** Opening Supplied data block **

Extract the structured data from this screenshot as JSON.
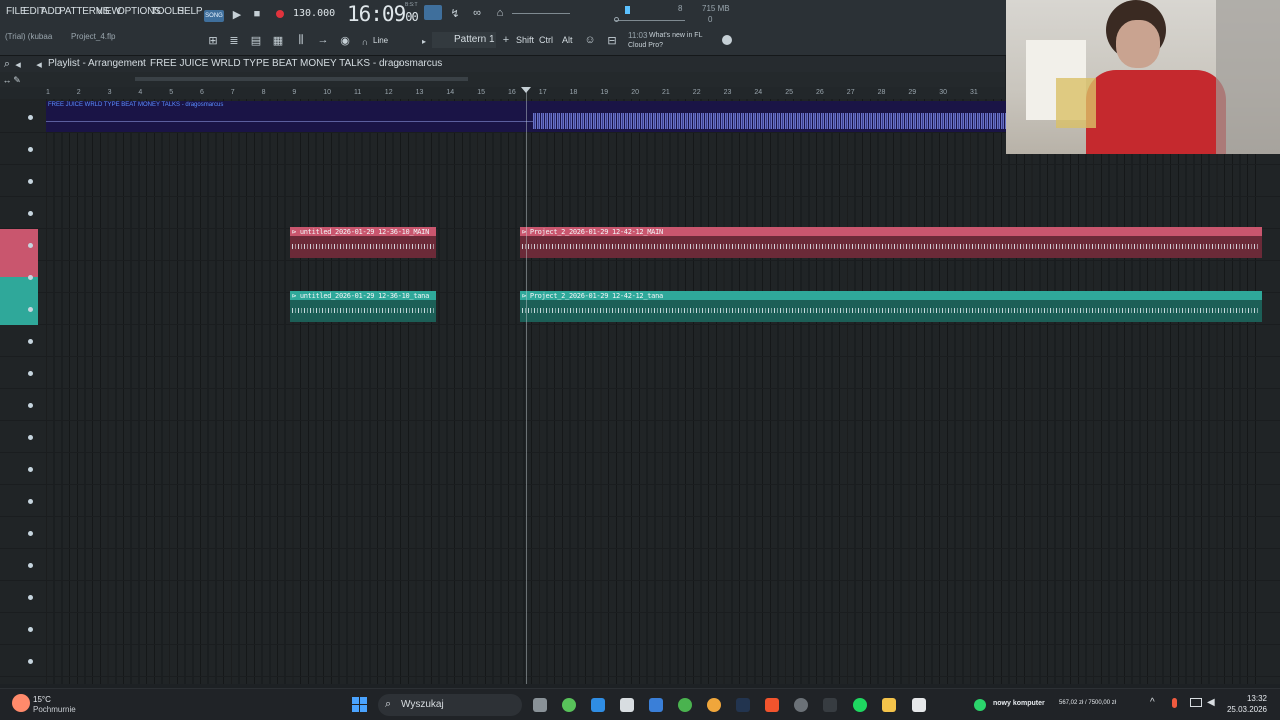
{
  "menu": [
    "FILE",
    "EDIT",
    "ADD",
    "PATTERNS",
    "VIEW",
    "OPTIONS",
    "TOOLS",
    "HELP"
  ],
  "transport": {
    "mode": "SONG",
    "tempo": "130.000",
    "time": "16:09",
    "time_sub": "00",
    "time_unit": "B:S:T"
  },
  "toolbar": {
    "trial": "(Trial) (kubaa",
    "project": "Project_4.flp",
    "snap": "Line",
    "pattern": "Pattern 1",
    "shift": "Shift",
    "ctrl": "Ctrl",
    "alt": "Alt",
    "news_time": "11:03",
    "news": "What's new in FL Cloud Pro?",
    "cpu": "8",
    "mem": "715 MB",
    "poly": "0"
  },
  "playlist": {
    "breadcrumb_1": "Playlist - Arrangement",
    "breadcrumb_2": "FREE JUICE WRLD TYPE BEAT MONEY TALKS - dragosmarcus",
    "ruler": [
      "1",
      "2",
      "3",
      "4",
      "5",
      "6",
      "7",
      "8",
      "9",
      "10",
      "11",
      "12",
      "13",
      "14",
      "15",
      "16",
      "17",
      "18",
      "19",
      "20",
      "21",
      "22",
      "23",
      "24",
      "25",
      "26",
      "27",
      "28",
      "29",
      "30",
      "31"
    ],
    "audio_track_title": "FREE JUICE WRLD TYPE BEAT MONEY TALKS - dragosmarcus"
  },
  "clips": [
    {
      "title": "untitled_2026-01-29 12-36-10_MAIN",
      "track": 4,
      "color": "#c9566e"
    },
    {
      "title": "Project_2_2026-01-29 12-42-12_MAIN",
      "track": 4,
      "color": "#c9566e"
    },
    {
      "title": "untitled_2026-01-29 12-36-10_tana",
      "track": 6,
      "color": "#2fa89a"
    },
    {
      "title": "Project_2_2026-01-29 12-42-12_tana",
      "track": 6,
      "color": "#2fa89a"
    }
  ],
  "taskbar": {
    "weather_temp": "15°C",
    "weather_text": "Pochmurnie",
    "search": "Wyszukaj",
    "notif_title": "nowy komputer",
    "notif_value": "567,02 zł / 7500,00 zł",
    "clock_time": "13:32",
    "clock_date": "25.03.2026"
  },
  "colors": {
    "accent": "#4aa3ff",
    "clip_red": "#c9566e",
    "clip_teal": "#2fa89a",
    "record": "#e0333d"
  }
}
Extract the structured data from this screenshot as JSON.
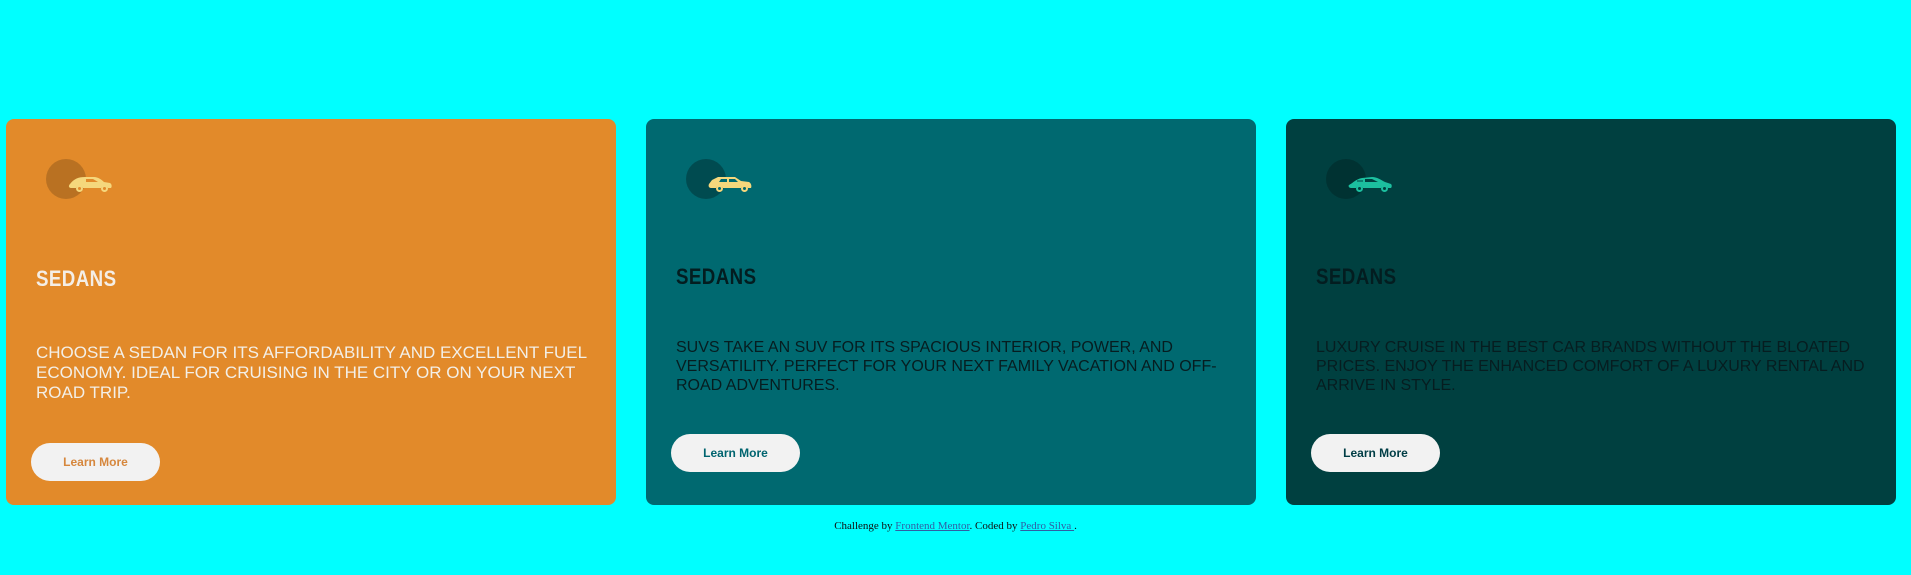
{
  "cards": [
    {
      "title": "SEDANS",
      "description": "CHOOSE A SEDAN FOR ITS AFFORDABILITY AND EXCELLENT FUEL ECONOMY. IDEAL FOR CRUISING IN THE CITY OR ON YOUR NEXT ROAD TRIP.",
      "button_label": "Learn More",
      "background_color": "#e28a2a",
      "icon": "sedan-car-icon"
    },
    {
      "title": "SEDANS",
      "description": "SUVS TAKE AN SUV FOR ITS SPACIOUS INTERIOR, POWER, AND VERSATILITY. PERFECT FOR YOUR NEXT FAMILY VACATION AND OFF-ROAD ADVENTURES.",
      "button_label": "Learn More",
      "background_color": "#006970",
      "icon": "suv-car-icon"
    },
    {
      "title": "SEDANS",
      "description": "LUXURY CRUISE IN THE BEST CAR BRANDS WITHOUT THE BLOATED PRICES. ENJOY THE ENHANCED COMFORT OF A LUXURY RENTAL AND ARRIVE IN STYLE.",
      "button_label": "Learn More",
      "background_color": "#004040",
      "icon": "luxury-car-icon"
    }
  ],
  "footer": {
    "prefix": "Challenge by ",
    "link1": "Frontend Mentor",
    "middle": ". Coded by ",
    "link2": "Pedro Silva ",
    "suffix": "."
  },
  "colors": {
    "page_background": "#00ffff",
    "button_background": "#f2f2f2",
    "icon_yellow": "#f5d77c",
    "icon_green": "#1cbf9f"
  }
}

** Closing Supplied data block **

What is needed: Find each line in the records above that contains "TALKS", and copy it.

Solution below:
    "breadcrumb_2": "FREE JUICE WRLD TYPE BEAT MONEY TALKS - dragosmarcus",
    "audio_track_title": "FREE JUICE WRLD TYPE BEAT MONEY TALKS - dragosmarcus"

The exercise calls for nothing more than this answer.